Each night our team would meet with the ministry leader for a briefing on the next day’s plans. The next to the last day, we were scheduled to participate in a medical mission’s ministry that had been in Tegucigalpa for several days. Folks were assigned to a variety of areas such as evangelism, prayer, and children’s hair care.

Our team sacrificially chose where they would serve, and when the leader mentioned that working with the children would involve ridding them of hair lice, I cringed. Don’t pick me, I thought. Our leader looked right at me and said, “Leigh, I want you to take pictures.” I breathed a sigh of relief. I mean, it was lice. I didn’t want to get dirty.

When we arrived at the medical mission site, our leader said more folks were needed in the de-lousing area. My friend spoke up and said “I’ll go.” I decided to follow. Should make for great photos, I thought to myself.

As we entered the children’s area, kids were lined up waiting for their hair to be treated. I was sickened at the thought of my shrinking back. Who did I think I was?

I put my camera bag down and said I would help. As I treated my first little girl of the day, I was still a bit freaked out by the whole thing. And then I saw her; the cutest little girl ever. Her hair was wild and thick. It would take an hour to comb her out.

As she stepped up to my “station”, she smiled at me and in that moment, I was wrecked. I was looking into the eyes of an innocent child. I pulled off the plastic gloves and treated the little girl’s hair with tenderness and humility. I felt like I was the one who needed cleansing–of a deeper kind.

And just like that, my perspective changed. I stepped into the messiness. As Jeff Goins says in his book Wrecked: When A Broken World Slams into Your Comfortable Life, “If we want to understand the secret to living a good life…we have to get dirty. We cannot be afraid of the cost, of getting stained with someone else’s filth.”

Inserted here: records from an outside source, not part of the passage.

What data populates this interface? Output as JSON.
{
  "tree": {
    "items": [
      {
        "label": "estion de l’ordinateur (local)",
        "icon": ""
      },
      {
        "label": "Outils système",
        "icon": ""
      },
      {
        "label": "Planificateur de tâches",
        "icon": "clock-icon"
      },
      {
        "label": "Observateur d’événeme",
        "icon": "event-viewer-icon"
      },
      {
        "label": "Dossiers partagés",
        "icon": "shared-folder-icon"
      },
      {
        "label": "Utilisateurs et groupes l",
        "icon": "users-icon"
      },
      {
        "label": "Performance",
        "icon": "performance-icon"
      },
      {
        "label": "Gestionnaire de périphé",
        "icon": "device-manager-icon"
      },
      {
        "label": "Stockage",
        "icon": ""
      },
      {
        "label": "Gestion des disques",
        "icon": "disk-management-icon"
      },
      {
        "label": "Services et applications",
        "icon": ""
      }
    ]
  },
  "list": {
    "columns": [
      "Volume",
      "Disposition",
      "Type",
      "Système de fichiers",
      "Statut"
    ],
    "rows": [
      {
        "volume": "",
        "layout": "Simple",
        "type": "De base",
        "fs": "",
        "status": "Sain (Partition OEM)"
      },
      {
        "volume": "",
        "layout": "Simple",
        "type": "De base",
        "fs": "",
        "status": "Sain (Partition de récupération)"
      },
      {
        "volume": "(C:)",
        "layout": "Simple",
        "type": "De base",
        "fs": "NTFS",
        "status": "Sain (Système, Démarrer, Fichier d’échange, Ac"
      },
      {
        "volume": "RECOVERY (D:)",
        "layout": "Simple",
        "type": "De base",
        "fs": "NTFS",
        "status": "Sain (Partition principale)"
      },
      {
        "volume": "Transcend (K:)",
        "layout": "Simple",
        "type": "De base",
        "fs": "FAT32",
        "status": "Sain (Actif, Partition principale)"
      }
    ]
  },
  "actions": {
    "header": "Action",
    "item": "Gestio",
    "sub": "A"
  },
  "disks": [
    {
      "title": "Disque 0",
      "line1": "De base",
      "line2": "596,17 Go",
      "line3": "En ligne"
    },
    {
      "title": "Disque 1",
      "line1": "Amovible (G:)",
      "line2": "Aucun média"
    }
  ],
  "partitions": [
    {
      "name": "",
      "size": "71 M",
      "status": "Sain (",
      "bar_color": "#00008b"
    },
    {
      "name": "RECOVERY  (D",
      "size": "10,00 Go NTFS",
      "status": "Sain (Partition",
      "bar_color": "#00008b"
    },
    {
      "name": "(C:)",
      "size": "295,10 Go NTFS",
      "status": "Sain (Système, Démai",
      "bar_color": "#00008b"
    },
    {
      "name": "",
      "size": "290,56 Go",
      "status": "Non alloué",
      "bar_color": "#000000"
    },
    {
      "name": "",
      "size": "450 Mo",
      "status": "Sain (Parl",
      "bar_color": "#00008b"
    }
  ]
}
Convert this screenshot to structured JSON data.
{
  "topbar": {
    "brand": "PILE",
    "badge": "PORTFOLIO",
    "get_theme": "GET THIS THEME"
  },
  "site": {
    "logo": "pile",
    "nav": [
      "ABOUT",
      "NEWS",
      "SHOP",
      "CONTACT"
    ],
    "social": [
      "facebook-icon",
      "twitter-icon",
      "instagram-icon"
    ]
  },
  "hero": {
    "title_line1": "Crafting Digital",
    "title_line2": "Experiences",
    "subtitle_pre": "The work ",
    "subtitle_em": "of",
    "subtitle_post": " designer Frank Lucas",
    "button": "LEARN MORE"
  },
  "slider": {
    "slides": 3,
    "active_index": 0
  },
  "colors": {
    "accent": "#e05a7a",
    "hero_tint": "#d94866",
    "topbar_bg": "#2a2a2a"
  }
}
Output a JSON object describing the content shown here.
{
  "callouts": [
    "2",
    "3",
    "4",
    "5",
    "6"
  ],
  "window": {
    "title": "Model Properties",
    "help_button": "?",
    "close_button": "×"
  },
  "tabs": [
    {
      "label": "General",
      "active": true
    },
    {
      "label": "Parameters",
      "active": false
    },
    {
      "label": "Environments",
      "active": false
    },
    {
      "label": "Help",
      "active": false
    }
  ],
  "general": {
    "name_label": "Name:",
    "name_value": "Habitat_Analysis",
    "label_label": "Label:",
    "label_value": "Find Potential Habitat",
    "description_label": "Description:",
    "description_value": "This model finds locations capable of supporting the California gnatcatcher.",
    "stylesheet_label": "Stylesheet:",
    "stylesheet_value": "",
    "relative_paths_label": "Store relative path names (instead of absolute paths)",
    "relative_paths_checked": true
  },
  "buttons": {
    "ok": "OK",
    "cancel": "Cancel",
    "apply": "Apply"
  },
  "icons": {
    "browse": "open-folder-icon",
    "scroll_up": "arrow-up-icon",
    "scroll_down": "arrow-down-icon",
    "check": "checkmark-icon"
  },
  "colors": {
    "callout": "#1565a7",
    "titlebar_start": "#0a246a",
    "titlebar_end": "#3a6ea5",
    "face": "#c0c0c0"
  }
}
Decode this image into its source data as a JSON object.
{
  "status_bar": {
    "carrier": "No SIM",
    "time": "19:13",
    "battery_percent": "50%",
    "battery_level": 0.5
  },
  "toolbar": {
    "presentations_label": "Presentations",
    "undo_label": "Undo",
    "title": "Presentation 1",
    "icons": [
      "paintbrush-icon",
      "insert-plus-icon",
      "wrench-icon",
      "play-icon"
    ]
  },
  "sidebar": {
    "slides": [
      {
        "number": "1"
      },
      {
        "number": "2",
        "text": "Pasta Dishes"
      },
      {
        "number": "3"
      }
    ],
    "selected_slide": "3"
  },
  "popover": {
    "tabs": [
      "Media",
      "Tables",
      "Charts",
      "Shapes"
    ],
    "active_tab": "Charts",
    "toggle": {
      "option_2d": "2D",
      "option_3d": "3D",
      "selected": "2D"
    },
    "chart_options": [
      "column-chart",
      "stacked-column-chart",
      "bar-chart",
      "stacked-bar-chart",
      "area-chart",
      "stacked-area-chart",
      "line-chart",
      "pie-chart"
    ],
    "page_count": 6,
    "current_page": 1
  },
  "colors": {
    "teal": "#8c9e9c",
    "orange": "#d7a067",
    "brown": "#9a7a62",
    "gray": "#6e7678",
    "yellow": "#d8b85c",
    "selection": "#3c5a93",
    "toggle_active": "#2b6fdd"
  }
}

I have a picture of that little girl in my prayer room. When I’m feeling apathetic or bored,  I look at her and smile. She helped me get “clean” that day.

Leigh A Hudson

for more information on Wrecked, check out: http://wreckedthebook.com today!